Twenty-first-century Christendom is at risk of going down in history as a movement characterized by fear and hand-wringing. If so, we will not be so different from believers in the previous 20 centuries since Christ walked the earth.
Modern-day executions of Christians (and other religious people, including Muslims) by adherents of the Islamic State of Iraq and Syria and other groups is unnerving. We wonder, sometimes aloud, if it has ever been this difficult for believers, or if the world has ever been in such poor shape spiritually.
This spirit of fear and anxiety does not characterize every Christian, of course. In fact, some who personally face the worst intimidation or physical harm are among those who appear to be the most fearless in their faith. Old-timers used to say that Christ will always have a remnant, regardless of the times, circumstances or opposition. It is still true.
Glances back through human history over the past 2,000 years and the biblical record (both Old and New Testaments) before that remind Christians of the extent of danger in previous times and God’s presence in the lives of the faithful.
We can draw strength from believers throughout history who lived distinguished Christian lives and others who were martyred because their faith mattered so much to them.
The apostles and many early followers understood the price of faithfulness and paid it with suffering and death. Stephen preached a fearless sermon when confronted by religious authorities and emulated Christ as he died by stoning at the hands of an angry mob, praying to God, “Lord, do not hold this sin against them” (Acts 7:60b).
Paul suffered abuse continually in his Christian life and, though chained in a hole that qualified as a Roman prison cell, chose not to surrender his faith. In fact, he remained energized as a Christian witness even during confinement.
In every generation of believers since, many have remained faithful to the narrow way of Christ. As Christ promised, they did so at a cost.
But the Easter event is not about courageous and faithful followers of Christ. It is about the Savior and Lord himself.
In his life and death, Christ instructed followers in how to do both. His resurrection gave us eternal hope for our here and now and for our eternal future.
The master teacher Jesus taught his chosen disciples by breathing new energy and fresh meaning into the ancient faith. He lived out the demands of the law in every relationship, often defying first-century conventional wisdom in interpreting Mosaic law.
Jesus reached out and touched the “untouchables” of his day when he raised the dead, cast demons out of the possessed, engaged a Samaritan woman and reached beyond Judaism to minister to Gentiles. His advise to his followers — then and today — was to go and do likewise.
During this season of the year, we very much have the death and resurrection of Christ on our minds. Unlike modern-day movie characters, Jesus did not die with a defiant sneer on his face as he glared at those who took his life.
Christ taught how to forgive his own executioners with his last breath. In fact, Scripture says he gave his life willingly for the benefit of others — in his case, for the sins of the world and thus for every person in the world, including his executioners.
At our best, each of us seeks to live like Christ and to die with mercy and grace on her or his tongue. Once-for-all faith robs death of its sting because of Christ.

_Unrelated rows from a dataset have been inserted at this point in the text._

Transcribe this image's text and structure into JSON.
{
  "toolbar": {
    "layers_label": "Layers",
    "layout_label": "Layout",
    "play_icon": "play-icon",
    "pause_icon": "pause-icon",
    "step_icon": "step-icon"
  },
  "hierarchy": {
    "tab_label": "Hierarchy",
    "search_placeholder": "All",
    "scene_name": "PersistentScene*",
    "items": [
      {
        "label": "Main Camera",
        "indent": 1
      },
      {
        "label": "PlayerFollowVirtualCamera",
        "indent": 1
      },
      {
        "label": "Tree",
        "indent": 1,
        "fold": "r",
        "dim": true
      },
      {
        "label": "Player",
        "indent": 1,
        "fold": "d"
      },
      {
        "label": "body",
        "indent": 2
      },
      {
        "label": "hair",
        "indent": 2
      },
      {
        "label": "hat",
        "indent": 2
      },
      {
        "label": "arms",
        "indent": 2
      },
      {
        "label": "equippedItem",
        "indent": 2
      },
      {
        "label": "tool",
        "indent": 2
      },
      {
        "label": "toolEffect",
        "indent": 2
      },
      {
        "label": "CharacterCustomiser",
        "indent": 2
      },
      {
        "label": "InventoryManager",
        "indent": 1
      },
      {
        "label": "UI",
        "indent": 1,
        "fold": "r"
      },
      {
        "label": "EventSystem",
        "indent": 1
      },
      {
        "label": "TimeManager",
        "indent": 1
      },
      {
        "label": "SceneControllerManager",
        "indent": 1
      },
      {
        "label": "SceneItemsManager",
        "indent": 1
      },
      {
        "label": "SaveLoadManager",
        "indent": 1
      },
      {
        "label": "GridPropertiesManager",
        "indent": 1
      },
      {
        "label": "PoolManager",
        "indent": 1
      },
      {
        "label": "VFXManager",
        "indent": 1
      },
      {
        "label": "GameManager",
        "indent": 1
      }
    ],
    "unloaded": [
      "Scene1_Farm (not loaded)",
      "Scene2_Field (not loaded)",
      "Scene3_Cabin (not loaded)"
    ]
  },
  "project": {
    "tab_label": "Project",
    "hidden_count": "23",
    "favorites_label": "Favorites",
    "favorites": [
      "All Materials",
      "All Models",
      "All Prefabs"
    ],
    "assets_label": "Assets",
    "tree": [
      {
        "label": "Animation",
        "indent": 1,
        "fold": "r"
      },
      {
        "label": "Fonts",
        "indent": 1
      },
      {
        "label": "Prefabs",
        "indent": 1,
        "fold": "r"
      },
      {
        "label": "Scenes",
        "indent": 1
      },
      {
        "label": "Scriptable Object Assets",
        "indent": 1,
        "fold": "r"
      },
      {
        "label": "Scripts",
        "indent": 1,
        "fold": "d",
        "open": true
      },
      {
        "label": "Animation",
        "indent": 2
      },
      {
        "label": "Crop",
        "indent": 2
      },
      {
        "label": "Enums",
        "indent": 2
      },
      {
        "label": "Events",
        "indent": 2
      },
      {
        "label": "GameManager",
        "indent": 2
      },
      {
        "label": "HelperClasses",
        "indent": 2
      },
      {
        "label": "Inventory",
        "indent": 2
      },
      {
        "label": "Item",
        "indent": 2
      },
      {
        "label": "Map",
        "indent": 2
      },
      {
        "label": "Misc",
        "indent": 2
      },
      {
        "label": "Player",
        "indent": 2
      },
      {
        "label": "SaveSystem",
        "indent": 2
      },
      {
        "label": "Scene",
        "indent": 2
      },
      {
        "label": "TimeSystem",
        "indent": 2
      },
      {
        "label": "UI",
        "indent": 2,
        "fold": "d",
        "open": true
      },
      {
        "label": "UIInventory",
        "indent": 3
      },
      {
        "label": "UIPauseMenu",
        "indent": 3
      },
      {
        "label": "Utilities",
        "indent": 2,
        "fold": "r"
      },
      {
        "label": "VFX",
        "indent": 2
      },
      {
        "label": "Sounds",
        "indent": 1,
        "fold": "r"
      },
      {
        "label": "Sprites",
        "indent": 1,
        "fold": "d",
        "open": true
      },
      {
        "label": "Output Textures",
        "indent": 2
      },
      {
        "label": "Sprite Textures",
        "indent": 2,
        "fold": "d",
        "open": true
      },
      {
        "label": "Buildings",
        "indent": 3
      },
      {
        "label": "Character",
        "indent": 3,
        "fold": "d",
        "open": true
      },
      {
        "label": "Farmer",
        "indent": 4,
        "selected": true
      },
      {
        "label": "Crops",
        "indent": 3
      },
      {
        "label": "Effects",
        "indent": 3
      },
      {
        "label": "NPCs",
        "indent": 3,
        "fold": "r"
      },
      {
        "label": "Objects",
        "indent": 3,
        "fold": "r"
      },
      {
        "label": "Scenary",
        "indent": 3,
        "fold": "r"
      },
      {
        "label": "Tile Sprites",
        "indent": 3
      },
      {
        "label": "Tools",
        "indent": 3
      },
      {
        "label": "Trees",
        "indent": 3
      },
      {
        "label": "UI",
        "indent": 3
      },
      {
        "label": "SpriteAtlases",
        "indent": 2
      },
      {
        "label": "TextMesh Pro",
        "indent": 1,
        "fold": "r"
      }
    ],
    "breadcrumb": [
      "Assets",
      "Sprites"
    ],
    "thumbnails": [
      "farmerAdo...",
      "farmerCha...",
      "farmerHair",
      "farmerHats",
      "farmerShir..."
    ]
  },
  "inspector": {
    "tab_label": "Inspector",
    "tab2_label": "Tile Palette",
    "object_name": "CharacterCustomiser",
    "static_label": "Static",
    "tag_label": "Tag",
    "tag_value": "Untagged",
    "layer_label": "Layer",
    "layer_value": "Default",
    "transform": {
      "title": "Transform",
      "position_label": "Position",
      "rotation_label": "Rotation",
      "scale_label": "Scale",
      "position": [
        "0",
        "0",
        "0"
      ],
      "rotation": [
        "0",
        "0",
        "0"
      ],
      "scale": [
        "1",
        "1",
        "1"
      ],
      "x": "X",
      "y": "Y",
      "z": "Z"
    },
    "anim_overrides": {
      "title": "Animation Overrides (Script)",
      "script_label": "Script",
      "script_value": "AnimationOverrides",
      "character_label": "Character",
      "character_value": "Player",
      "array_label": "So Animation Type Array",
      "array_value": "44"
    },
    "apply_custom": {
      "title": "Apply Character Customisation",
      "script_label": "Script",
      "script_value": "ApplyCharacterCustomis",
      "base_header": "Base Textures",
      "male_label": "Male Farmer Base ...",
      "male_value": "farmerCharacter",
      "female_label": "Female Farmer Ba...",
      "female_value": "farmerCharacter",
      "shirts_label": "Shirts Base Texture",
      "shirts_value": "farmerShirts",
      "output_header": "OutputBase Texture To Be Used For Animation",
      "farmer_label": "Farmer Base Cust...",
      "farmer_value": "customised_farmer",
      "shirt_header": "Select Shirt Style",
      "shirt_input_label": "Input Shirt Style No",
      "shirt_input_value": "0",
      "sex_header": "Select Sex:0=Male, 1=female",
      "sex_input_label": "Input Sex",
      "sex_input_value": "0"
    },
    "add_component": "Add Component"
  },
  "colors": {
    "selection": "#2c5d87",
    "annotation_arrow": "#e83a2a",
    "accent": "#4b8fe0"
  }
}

Christ’s sacrificial death was not the end for him. The assurance believers draw from it is that death is not the end for those who die in Christ either.
Hope for his followers returned in the resurrection of Jesus.
As a result, followers live in the hope of resurrection themselves.
Like Christ, believers want to connect others with God through his Son, so they in turn can live in the power of God’s Spirit for eternity. They strive to be people whose lives are so true to Christ that even in the most difficult moments of life — even death itself — they testify to the love, power and faithfulness of God.
During Easter time, we are reminded that fear is not a fitting state of mind for the believer. We have no reason to lack confidence in the work of God through his Son and in the power of his Spirit.
As Paul so rightly reminded and encouraged the faithful, “If God is for us, who can be against us” (Romans 8:31b). Resurrection power confirms it and empowers us.
Thank God for Easter.
Bill Webb is editor of Word & Way.